The changes were recommended by tax expert John Shewan, appointed by the government to review existing legislation following the release of the Panama Papers, reports TVNZ.
The papers revealed details of hundreds of thousands of foreign trusts around the world, and New Zealand was mentioned numerous times.
More than 11,000 have been set up in New Zealand.
Foreign trusts are legal but they can be used to hide wealth from tax authorities and to launder money.
Mr Shewan concluded New Zealand wasn't a tax haven but its rules were light-handed and needed strengthening.
The government accepted all of Mr Shewan's recommendations, and put them into a tax bill that was already in the pipeline.
In future, foreign trusts will be more transparent.
Those who set them up will have to provide significantly more information, and identify beneficiaries.
The bill unanimously passed its third reading, its final stage, last night.
Labour and the Greens supported it but again accused the government of initially failing to acknowledge that any changes were needed, and then taking too long to respond to Mr Shewan's report.

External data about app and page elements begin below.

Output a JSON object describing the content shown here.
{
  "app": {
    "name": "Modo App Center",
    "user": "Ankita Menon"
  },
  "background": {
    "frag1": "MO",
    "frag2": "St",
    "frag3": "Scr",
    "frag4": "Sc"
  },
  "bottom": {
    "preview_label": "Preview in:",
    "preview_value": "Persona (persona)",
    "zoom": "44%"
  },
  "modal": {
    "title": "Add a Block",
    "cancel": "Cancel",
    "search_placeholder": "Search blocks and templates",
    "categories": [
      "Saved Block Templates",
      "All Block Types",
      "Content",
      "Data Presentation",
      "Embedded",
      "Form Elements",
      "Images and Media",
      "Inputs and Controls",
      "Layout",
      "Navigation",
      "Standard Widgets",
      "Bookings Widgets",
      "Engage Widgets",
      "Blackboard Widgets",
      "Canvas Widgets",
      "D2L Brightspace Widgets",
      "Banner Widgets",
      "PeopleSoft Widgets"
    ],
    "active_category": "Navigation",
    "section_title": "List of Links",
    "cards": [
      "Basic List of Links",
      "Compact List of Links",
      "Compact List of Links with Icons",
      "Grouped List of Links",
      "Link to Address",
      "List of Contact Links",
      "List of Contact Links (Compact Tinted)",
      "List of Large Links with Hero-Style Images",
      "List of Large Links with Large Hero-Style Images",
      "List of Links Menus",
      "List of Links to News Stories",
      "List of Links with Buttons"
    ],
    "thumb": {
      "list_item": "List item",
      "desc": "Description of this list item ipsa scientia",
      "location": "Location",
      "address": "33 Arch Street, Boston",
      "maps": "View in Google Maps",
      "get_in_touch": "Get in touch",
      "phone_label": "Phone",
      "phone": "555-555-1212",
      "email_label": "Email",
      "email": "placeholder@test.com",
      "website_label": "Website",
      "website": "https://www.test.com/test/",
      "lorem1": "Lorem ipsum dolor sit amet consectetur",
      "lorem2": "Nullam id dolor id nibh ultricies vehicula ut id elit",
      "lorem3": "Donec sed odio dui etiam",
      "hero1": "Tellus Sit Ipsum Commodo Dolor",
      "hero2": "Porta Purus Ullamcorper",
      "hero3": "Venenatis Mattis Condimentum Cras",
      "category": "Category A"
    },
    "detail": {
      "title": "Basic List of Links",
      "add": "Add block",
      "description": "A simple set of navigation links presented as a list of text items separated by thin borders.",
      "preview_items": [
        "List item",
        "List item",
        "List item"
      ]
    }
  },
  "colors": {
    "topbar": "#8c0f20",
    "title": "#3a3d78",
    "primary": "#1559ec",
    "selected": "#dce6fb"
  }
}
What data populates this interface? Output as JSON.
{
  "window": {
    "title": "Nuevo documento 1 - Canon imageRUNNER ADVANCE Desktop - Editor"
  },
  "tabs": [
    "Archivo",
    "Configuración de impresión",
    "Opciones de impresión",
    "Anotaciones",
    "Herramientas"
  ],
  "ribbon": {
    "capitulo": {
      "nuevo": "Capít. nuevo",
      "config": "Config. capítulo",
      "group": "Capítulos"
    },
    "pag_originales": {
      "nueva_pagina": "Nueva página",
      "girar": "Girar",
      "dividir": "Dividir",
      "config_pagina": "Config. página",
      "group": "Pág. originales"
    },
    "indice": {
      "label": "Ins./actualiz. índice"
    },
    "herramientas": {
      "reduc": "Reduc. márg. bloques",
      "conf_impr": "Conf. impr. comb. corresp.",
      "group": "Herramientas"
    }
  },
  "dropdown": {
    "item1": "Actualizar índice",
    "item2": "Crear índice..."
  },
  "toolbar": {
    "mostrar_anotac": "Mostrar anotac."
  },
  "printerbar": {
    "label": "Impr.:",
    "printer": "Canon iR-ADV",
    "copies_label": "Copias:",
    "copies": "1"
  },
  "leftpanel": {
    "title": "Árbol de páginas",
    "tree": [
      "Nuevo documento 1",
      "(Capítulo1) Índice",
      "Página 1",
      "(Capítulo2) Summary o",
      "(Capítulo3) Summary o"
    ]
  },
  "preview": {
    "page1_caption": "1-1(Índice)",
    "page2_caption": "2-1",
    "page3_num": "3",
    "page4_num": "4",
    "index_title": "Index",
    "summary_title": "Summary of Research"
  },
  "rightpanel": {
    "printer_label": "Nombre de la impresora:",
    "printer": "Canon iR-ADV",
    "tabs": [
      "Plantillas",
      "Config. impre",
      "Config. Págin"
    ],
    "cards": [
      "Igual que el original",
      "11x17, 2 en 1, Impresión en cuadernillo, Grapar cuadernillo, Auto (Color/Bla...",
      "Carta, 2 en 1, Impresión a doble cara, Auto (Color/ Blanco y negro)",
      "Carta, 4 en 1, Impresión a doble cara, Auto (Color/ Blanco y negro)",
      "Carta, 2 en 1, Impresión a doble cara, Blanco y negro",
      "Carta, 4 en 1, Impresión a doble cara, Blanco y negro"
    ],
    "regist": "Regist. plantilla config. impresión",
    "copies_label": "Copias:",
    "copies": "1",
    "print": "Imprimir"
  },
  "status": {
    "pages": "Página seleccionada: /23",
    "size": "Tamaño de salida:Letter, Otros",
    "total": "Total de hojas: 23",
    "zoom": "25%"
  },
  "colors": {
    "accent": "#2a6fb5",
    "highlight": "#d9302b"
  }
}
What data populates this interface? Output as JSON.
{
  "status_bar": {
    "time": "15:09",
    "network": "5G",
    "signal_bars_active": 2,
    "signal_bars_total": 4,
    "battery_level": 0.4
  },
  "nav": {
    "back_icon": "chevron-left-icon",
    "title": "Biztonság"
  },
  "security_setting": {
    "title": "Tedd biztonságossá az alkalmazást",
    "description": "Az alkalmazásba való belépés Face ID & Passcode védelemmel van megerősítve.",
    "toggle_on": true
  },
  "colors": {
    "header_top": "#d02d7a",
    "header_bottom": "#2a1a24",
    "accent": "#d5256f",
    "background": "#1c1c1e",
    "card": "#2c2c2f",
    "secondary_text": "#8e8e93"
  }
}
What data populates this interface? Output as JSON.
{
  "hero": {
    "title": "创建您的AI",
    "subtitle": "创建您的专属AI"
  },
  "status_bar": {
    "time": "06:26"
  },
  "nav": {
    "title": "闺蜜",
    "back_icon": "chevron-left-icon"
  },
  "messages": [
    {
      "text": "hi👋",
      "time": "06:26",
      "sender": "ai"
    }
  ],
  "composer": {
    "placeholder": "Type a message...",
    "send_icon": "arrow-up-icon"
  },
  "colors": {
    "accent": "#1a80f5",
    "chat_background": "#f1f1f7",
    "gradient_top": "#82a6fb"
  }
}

Other changes in the bill make GST returns more business-friendly and reduce compliance costs.